“He has an easy grace, a birthright, like all of those of his class, suave sophistication and certainty of their own superiority being served up alongside their morning milk.”
The Hidden Child, by Louise Fein, tells the story of a well-to-do family living in leafy Surrey towards the end of the 1920s. The patriarch, Edward Hamilton, is a respected scientist with a particular interest in eugenics. His wife, Eleanor, supports her husband in his thinking. Her mother was murdered by a man who had suffered severely all his life due to mental health issues. When the couple’s young daughter, Mabel, starts having seizures, they must face the personal consequences of policies they have been vocally promoting as for the wider good.

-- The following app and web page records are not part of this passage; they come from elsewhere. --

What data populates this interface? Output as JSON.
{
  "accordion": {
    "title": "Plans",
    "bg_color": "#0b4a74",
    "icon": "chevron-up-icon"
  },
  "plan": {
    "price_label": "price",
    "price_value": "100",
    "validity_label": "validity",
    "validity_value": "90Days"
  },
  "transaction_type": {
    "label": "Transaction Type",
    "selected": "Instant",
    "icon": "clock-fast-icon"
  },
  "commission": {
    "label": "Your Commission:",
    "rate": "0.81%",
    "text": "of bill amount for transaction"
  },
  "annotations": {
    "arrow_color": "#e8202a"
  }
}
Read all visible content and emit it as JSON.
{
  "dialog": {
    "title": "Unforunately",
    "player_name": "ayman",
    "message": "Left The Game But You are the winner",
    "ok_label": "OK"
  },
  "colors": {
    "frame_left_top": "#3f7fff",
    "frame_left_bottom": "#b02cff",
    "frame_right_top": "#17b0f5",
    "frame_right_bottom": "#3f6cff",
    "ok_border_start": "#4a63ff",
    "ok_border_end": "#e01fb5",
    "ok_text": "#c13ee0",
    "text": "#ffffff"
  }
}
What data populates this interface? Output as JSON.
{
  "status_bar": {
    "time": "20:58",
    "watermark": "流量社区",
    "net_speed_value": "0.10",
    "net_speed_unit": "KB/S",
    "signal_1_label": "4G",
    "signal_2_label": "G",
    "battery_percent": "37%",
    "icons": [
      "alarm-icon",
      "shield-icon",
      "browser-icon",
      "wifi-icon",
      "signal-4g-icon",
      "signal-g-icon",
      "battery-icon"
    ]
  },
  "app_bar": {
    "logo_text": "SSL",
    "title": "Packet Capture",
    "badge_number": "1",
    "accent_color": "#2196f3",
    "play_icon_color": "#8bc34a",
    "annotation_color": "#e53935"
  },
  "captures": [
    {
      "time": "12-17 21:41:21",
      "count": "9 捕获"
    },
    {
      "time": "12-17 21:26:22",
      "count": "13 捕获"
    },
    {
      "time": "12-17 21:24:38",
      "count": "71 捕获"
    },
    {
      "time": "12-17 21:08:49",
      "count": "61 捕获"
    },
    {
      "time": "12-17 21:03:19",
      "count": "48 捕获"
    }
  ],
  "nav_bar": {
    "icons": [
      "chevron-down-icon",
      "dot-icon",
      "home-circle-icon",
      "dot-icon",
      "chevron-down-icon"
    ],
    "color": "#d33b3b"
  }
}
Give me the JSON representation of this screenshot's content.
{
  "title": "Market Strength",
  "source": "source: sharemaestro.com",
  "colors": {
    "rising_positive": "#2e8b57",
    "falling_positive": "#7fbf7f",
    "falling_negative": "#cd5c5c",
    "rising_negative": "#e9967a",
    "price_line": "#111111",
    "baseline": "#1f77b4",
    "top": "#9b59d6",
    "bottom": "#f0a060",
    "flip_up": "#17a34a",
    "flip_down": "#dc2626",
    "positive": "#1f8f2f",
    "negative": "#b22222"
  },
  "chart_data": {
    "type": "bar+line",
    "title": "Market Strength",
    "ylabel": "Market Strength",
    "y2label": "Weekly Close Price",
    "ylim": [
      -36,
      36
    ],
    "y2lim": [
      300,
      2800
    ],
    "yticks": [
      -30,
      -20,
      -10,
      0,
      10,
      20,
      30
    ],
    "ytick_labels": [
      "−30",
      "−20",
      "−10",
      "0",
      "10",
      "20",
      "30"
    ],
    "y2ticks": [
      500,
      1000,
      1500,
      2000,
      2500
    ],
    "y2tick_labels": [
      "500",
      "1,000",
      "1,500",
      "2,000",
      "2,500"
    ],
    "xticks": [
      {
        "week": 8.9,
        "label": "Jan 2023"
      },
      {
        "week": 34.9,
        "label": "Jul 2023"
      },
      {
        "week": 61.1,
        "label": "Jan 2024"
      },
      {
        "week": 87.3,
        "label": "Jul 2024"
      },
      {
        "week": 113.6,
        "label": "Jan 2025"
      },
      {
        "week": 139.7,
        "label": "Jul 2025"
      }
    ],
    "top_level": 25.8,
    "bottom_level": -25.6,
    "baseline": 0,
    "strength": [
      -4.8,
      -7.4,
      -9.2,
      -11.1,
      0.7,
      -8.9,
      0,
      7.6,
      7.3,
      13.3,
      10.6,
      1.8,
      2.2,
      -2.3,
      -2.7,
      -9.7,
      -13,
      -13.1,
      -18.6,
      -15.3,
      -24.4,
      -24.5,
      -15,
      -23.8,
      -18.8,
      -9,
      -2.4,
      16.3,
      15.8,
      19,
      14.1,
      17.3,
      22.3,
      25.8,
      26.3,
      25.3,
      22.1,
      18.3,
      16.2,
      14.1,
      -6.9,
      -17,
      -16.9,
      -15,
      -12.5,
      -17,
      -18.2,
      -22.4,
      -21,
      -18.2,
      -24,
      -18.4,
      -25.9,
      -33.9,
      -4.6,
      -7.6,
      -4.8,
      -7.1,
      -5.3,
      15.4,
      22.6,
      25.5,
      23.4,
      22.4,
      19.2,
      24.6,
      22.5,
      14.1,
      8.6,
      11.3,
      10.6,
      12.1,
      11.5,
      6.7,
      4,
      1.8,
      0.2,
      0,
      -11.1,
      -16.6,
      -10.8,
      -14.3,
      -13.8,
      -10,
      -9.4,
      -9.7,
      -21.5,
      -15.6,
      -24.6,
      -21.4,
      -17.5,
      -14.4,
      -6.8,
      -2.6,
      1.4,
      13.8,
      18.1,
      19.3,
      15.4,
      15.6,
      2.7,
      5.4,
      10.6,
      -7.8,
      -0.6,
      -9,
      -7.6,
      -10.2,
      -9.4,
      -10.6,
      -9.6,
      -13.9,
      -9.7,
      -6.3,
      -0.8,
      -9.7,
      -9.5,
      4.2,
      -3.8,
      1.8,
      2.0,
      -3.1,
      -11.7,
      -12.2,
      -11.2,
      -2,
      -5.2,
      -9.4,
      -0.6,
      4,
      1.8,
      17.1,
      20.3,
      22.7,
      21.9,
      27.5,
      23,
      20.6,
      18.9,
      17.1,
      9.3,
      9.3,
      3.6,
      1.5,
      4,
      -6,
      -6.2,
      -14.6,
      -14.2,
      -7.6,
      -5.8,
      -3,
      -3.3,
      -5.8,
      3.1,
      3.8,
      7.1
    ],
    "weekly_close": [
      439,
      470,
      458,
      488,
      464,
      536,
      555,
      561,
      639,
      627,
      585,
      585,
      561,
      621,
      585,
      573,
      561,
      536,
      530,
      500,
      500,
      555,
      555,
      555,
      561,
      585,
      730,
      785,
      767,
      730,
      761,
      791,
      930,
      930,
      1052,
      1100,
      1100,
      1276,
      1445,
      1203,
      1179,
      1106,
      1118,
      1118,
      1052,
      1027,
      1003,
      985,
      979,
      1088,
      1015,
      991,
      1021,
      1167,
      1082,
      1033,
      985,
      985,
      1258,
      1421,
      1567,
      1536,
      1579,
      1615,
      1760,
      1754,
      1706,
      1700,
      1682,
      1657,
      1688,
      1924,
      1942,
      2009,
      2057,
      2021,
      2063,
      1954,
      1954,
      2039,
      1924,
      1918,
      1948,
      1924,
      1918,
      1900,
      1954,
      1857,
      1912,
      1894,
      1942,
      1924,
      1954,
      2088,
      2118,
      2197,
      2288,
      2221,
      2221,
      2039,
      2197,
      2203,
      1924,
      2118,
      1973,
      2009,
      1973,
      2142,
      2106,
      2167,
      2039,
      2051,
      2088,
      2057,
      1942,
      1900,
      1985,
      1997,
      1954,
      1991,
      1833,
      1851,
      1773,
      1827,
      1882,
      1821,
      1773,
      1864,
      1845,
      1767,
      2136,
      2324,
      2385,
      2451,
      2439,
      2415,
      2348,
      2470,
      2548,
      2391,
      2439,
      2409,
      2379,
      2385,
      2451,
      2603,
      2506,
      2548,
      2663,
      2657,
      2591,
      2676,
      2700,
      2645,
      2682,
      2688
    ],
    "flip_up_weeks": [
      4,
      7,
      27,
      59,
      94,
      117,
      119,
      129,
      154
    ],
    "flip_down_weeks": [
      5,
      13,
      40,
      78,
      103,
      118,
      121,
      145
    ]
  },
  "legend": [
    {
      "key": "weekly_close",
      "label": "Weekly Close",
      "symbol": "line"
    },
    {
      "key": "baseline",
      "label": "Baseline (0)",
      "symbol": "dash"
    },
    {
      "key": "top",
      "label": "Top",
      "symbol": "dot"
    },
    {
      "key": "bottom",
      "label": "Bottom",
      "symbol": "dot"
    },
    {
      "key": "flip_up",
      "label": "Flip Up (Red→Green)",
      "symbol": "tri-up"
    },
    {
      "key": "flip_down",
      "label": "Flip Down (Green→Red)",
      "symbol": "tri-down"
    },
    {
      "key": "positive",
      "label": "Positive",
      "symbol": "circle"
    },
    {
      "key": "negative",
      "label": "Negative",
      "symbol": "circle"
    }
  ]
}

The story opens on the day of Mabel’s first seizure. This enables the reader to see how gilded the Hamilton’s lives had been. Eleanor has taken the pony and trap to the local railway station to pick up her younger sister, Rose, who has been touring Europe as a way to complete her education. Edward has been supporting his sister-in-law financially but now hopes to find her a suitable husband. He and his wife are horrified to discover she has indulged in a liaison with a French artist. Rose, it turns out, has developed certain socialist leanings.
Friends, neighbours and colleagues are introduced at house parties, conferences and other meetings. These characters and their conversation serve to portray how the privileged view what they regard as the lower orders. With the advent of birth control and a growing demand to have their opinions listened to, wealthier women are choosing to have fewer babies. The eugenics movement draws support from those who observe how the poorer in society continue to have large families, and that they are believed more likely to develop criminal or other deviant behaviours due to inherited low IQs. Edward lectures and writes papers promoting possible solutions, which include incarceration of those with supposed defects alongside their sterilisation.
Edward suffers vivid nightmares that stem from his experiences during the war. He is a decorated hero but knows the truth of what happened in the trenches. This is not his only secret. Although accepted by polite society due to his education and subsequent career success, his background is not as salubrious as his peers may assume. Eleanor, although falling into a degree of hardship following the deaths of her brothers and parents, had a more privileged upbringing.
All of this adds depth due to the issues being explored within the story of a family in crisis. The eugenics movement believed good genes were key and that inheritable diseases could be eradicated by curbing procreation amongst those with defects. Epilepsy was on their list of conditions. For the sake of his work, and to protect Eleanor and their new baby, Mabel’s existence must become another of Edward’s dark secrets.
A loving mother and loyal wife, Eleanor struggles with the decisions Edward makes, especially when she discovers some of what he has kept hidden from her since they first met. With a potential knighthood on the cards, Edward ploughs on with the work he truly believes in. Eleanor starts to question all she had once viewed as certain – the sanctity of marriage and family, the efficacy of her husband’s research, the dehumanising of the ill and the poor – and must make some difficult choices.
I had some familiarity with the eugenics movement in England but this tale opened up just how prevalent such thinking became throughout the western world at the time, especially within circles of power and philanthropy. What is most chilling is how it still lingers, even after what is now known of the genocide in Nazi Germany. The current state of affairs in America makes this horrifically relevant.
A story, then, of a privileged family but one that digs deeper than much historical fiction. It is all the more effective for avoiding polemic and politics, presenting behaviours as perfectly normal during the time it is set. Although engaging and easy to read, it asks difficult questions around even the well intentioned plans for societal improvement – the effectiveness of state interventions and how this may be measured. Eleanor and Edward trusted the experts without considering fully how scientific knowledge is constantly changing, how research is skewed to ‘prove’ desired outcomes.
Much may have changed in the past century but the prejudices that drove the eugenics movement sadly remain. Fiction such as this has the potential to encourage readers to think about issues that do not have clear cut and easy answers, within the framework of a compelling tale.
My copy of this book was provided gratis by the publisher, Head of Zeus.